The Health of Infants

Premature birth and low birth weight (LBW) suggest the likelihood of medical problems in infants. In 1998, 17.6 percent of black babies completed fewer than 37 weeks of gestation, compared with 11.4 percent of Hispanics and 10.2 percent of whites. These figures do not take into account the fact that blacks have a slighter shorter gestation period that whites.

In 1998, 7.6 percent of all babies were born weighing less than 5.5 pounds, which is considered a dangerously low weight. The graph below shows LBW by race. The median birth weight for “white” babies, including Hispanics, is 7 lb, 8 oz; for black babies, it is 7 lb, 1 oz.

Babies are more likely to have LBW when their mothers smoke, and the graph above shows that this is overwhelmingly a white problem.
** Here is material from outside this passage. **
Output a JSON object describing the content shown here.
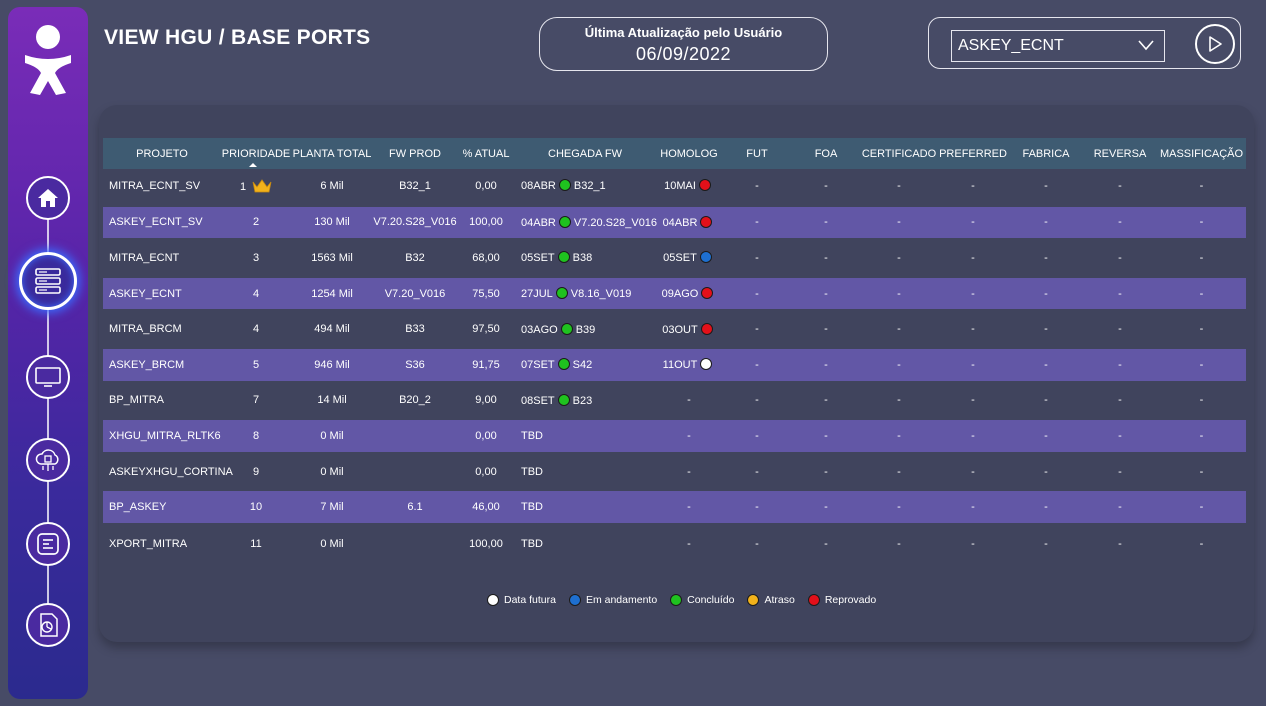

Twelve percent of the babies of mothers who smoke have low birth weight, as opposed to only 7.2 percent of babies whose mothers do not smoke. White babies have the lowest LBW rates despite the large number of smokers smoke. If white mothers stopped smoking, the racial differences would be even greater.

Of roughly four million births in 1998, 2,361,462 babies were to whites, 593,127 to blacks, and 734,661 to Hispanics. For now, whites are having more children than the black and Hispanic populations combined. However, the 70 percent of the population that is white is producing only 60 percent of the next generation, and both those figures are declining.

As of 1998, the total fertility rate — the number of children the average American woman will have during her life — was 2.06. Because more boys than girls are born, and because some number of children do not survive to reproductive age, the total fertility rate must reach 2.1 for a population to sustain its numbers. The US rate has been below “replacement level” since 1971, when it was 2.27. Our population grows despite this because of immigration.

The large graph below shows total fertility rates for different American groups. For whites, the 1998 level was 1.84, well below replacement level. The Asian rate is only slightly higher. Interestingly, Hispanics of different origins have widely varying total fertility rates, with the Cuban rate even lower than the white rate.

Changes in fertility rates have dramatic consequences. In 1998, 150,000 fewer white American babies came into the world than in 1989. From 1990 to 1997 the white birth rate (defined as the percentage of women who gave birth) declined 9 percent, continuing a trend that dates back to the mid-1950s. In 1955, whites had 113.7 births per 1,000 females aged 15-44, slightly higher than the present Mexican-American birth rate. Today, the birth rates of Amerinds, Asians/ Pacific Islanders, and whites are all below replacement level. However, in 1998 as well as in years past, the rate has been well above replacement for Hispanics and blacks. The graph below shows birthrates for America’s three main racial groups.

According to May, 2000, census estimates — generally thought to be accurate — the white population (including Arabs, Middle-Easterners, etc.) is now 71.4 percent, followed by blacks at 12.2 percent, Hispanics at 11.7 percent, Asians at 4.1 percent, and Amerinds at 0.6 percent. The median ages of these racial groups tells an important story. For whites the median age is 38.4 years; for Asians 32.3 years, blacks 30.5 years, Amerinds 28.4 years, and 26.6 years for Hispanics. Since the white population is relatively old and producing relatively few babies, it is aging rapidly.

Because of immigration and birthrate differentials, the U.S. Census Bureau projects that with middle-level immigration whites will be a minority in this country by the year 2060, not even a century after President Johnson opened the doors to non-white immigration. At that time, in 1965, the country was close to 90 percent white. Although this projection distinguishes whites from Hispanics, it still includes Arabs, Middle-Easterners, Indians, Pakistanis, Sri Lankans, and other non-Europeans.